Much of the book is a flashback of sorts detailing the history of Mrs. Hudson. Yes, Sherlock Holmes' landlady from Baker Street, now his housekeeper in Sussex. King has created an inventive, dark, and surprisingly believable backstory for Mrs. Hudson, basing it on the fact that there's a man named Hudson in the canon story "The Adventure of the Gloria Scott." In King's hands, he is revealed to be Mrs. Hudson's father, and you know, I just don't feel like spoiling this story too much because I would have been really mad if I'd known much more than that myself going in.
Well, except I'll tell you this: the story revolves around con artistry. And I am perilously fond of confidence men, grifters, matchstick men, hustlers, and flimflammers. Which is why this book drew me in so quickly and deeply. Sherlock Holmes and Mary Russell kind of float on the periphery of this one for a long time, very intensely tied to the plot, but at the same time staying a bit in the background for 200 pages. Holmes gets page time in the flashbacks too, a young Holmes working his first case, which is charming. But I wasn't bothered by their absence because the story King wove around Mrs. Hudson was so compelling.
Particularly Good Bits:
"The smiling countryside," he said bitterly. "Its potential for sin has always filled me with horror. Now I have added to its lonely secrets" (p. 172).

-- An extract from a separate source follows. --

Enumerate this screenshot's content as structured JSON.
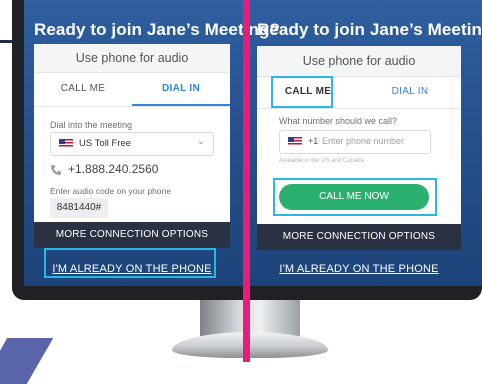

If This was a Movie, I Would Rate It: R for more scenes of sensuality than are typical of this series, and also violence and some language.